» Required action
Using the entries that follow, state how many lines contain the word "true". The response is that number and nothing more.

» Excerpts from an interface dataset
%%
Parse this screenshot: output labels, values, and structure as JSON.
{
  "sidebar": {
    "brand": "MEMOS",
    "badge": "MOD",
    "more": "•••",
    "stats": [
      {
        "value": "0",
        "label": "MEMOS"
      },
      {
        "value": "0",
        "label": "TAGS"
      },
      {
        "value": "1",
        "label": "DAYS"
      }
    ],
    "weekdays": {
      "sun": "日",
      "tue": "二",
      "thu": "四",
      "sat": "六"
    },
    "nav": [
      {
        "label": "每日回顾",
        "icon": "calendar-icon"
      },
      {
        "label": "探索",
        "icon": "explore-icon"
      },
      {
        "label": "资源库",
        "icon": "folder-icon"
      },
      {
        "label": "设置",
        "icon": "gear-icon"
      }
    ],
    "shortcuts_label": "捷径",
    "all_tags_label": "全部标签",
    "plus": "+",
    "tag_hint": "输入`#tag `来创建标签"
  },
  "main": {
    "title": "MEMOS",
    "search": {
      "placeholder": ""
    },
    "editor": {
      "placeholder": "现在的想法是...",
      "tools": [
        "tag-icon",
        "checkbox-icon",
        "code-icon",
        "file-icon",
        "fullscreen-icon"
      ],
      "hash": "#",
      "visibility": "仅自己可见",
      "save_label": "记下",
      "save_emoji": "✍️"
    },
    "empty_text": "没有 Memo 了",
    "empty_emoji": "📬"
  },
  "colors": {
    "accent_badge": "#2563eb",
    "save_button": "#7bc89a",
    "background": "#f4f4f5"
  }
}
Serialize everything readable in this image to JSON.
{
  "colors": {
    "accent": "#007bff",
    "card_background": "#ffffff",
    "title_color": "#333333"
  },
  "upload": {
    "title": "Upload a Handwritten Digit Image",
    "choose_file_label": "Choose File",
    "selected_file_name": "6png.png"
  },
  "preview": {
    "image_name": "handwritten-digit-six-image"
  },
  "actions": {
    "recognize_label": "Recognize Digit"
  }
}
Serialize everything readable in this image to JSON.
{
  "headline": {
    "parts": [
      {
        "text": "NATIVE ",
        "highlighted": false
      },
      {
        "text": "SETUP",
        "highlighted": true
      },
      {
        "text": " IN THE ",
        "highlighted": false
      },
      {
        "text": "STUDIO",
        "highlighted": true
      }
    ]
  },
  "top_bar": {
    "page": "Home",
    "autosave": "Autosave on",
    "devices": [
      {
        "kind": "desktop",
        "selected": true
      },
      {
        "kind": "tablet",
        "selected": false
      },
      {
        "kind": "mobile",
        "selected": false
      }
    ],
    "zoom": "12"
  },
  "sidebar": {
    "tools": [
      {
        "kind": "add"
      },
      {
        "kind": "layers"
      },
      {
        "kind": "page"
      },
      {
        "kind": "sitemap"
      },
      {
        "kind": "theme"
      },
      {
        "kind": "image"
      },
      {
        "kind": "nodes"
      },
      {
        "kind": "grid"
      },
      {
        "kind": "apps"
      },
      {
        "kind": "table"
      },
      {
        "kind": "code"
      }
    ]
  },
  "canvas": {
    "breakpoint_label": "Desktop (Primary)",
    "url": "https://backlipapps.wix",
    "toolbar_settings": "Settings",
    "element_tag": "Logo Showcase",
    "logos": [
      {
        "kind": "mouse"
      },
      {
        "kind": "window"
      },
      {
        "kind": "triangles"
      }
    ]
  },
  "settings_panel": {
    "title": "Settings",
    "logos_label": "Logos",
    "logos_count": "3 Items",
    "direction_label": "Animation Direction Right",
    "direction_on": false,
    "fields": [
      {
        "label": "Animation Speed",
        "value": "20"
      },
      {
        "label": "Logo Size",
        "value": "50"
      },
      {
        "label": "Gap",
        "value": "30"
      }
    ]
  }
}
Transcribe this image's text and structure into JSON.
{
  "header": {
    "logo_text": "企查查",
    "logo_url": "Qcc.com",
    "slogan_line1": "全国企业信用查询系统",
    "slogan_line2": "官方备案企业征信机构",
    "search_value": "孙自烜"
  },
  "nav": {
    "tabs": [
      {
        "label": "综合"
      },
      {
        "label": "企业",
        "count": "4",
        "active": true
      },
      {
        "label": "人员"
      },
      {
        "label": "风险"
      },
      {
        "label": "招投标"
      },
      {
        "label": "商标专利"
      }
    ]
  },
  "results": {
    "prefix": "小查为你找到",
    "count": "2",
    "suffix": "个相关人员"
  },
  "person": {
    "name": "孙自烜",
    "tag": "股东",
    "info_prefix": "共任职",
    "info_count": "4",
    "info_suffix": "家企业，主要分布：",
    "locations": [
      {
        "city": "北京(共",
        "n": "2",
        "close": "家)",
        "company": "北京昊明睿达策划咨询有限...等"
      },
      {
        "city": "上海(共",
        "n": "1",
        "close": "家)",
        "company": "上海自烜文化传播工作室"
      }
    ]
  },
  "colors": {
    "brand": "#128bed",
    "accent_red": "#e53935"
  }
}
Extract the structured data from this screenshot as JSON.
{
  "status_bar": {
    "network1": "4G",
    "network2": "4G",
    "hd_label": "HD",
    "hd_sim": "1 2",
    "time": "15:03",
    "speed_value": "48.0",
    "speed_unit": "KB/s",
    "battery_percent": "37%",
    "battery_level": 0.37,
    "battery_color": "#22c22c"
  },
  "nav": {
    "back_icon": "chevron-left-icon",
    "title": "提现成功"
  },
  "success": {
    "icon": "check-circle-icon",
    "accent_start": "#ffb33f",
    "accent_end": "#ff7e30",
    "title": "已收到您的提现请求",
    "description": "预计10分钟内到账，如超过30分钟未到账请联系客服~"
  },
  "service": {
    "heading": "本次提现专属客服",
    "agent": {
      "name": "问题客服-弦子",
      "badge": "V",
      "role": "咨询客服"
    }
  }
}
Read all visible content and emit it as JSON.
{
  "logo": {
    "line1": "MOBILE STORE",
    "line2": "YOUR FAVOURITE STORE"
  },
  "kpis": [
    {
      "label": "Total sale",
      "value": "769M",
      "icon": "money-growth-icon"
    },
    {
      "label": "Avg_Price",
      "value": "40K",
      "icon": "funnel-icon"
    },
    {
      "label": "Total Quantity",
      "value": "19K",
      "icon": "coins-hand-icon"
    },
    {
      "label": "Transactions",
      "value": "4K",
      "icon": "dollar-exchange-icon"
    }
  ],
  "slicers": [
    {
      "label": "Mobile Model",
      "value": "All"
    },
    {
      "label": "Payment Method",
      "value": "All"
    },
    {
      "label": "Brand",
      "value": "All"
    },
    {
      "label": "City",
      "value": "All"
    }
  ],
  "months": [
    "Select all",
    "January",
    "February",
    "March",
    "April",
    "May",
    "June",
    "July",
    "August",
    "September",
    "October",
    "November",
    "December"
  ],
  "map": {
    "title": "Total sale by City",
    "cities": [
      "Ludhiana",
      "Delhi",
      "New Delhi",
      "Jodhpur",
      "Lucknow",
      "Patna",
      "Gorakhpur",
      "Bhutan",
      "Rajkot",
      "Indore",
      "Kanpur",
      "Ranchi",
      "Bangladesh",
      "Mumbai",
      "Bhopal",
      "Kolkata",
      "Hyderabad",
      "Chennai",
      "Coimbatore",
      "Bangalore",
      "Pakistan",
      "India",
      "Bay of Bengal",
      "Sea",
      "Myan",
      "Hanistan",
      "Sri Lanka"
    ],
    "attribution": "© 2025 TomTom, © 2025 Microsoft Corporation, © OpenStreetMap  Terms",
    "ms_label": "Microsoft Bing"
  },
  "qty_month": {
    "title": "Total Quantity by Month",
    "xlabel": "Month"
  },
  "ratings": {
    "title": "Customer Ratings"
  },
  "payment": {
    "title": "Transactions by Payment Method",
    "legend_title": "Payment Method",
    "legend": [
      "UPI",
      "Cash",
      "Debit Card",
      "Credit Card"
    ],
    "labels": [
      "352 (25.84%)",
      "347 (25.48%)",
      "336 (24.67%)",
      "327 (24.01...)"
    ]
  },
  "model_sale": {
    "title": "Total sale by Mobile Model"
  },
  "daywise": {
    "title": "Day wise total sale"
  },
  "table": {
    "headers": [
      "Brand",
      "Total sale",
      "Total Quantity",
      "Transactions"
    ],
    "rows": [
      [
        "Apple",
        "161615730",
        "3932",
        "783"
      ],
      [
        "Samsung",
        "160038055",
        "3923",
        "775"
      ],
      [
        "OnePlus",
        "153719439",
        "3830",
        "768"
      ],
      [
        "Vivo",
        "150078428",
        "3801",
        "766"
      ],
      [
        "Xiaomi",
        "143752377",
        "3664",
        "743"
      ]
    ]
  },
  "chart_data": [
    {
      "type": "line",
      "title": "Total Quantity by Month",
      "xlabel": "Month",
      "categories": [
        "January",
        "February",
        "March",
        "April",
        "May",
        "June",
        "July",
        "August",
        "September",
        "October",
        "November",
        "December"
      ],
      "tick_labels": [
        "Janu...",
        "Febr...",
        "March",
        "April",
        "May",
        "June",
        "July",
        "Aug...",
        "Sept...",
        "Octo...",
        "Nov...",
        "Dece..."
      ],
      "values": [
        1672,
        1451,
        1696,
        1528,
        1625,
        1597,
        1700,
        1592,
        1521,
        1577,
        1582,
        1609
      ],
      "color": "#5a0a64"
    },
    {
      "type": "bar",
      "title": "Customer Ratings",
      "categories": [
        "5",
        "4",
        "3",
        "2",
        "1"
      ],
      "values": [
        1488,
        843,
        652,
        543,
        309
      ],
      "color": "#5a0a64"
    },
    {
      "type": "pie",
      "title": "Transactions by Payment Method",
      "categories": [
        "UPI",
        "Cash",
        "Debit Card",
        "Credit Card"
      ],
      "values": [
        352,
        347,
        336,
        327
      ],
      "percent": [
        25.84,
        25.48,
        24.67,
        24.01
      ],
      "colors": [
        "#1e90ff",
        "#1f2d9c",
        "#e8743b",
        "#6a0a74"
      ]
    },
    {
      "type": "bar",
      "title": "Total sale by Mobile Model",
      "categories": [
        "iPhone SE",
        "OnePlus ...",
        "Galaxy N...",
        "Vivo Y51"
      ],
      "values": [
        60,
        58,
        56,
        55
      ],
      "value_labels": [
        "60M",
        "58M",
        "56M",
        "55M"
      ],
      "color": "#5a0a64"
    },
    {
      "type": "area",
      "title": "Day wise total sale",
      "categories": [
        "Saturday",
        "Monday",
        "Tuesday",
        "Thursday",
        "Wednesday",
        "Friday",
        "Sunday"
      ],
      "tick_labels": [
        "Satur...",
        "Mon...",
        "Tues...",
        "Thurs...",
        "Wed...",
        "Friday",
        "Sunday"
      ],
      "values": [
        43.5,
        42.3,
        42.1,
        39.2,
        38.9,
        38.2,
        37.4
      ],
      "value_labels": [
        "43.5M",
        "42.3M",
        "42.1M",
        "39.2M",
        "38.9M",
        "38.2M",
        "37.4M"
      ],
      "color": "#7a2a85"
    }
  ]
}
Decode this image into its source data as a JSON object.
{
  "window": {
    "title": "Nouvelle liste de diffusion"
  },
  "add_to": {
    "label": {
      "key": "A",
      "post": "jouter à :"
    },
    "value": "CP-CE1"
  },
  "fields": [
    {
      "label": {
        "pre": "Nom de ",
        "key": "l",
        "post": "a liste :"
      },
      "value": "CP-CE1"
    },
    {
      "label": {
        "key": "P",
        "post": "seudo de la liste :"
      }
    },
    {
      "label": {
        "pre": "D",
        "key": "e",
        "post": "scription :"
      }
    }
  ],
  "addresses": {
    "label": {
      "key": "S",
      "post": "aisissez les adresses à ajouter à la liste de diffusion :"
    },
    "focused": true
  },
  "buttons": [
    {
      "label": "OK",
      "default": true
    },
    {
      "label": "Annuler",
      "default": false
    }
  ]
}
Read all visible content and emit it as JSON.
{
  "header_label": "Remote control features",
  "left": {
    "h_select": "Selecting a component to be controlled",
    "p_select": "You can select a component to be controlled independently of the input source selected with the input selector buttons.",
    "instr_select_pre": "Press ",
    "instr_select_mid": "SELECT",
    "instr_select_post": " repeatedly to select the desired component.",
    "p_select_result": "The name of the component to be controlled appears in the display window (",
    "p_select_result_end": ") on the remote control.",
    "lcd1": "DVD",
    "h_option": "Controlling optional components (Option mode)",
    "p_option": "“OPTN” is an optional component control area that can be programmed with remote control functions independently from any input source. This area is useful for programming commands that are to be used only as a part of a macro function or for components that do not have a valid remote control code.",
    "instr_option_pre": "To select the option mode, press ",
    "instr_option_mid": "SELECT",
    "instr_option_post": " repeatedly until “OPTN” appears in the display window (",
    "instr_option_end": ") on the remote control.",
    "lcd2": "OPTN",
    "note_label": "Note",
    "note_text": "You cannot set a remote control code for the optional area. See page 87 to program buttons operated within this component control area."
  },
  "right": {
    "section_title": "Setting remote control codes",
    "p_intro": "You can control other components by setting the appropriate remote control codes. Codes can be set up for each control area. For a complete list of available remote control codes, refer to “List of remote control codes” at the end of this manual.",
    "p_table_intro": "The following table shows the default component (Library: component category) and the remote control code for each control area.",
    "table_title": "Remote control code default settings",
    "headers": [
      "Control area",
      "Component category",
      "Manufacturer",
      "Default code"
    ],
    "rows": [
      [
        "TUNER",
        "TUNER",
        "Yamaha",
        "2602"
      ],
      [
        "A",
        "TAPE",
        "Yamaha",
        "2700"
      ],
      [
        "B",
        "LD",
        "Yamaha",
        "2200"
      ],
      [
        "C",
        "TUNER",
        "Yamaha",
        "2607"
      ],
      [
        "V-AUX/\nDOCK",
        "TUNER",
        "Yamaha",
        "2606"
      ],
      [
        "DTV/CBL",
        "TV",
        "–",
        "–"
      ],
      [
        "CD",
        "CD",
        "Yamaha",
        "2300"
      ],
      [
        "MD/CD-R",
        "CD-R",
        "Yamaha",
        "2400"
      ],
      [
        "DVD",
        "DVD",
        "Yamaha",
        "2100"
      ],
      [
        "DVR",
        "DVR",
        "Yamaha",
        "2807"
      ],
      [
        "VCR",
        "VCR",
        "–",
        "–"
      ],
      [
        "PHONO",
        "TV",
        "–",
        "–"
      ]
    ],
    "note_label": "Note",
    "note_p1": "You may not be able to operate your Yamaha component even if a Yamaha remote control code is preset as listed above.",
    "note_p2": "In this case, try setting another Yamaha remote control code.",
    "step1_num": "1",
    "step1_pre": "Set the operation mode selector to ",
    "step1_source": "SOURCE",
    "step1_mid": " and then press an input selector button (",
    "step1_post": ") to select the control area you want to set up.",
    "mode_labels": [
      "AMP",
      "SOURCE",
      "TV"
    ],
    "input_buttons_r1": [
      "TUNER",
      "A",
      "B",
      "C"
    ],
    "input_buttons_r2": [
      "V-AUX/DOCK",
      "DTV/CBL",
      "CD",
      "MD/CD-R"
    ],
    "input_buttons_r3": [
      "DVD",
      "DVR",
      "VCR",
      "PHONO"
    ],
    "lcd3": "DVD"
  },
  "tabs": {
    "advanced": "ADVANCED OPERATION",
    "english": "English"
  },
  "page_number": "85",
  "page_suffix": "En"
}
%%
» Problem solution
6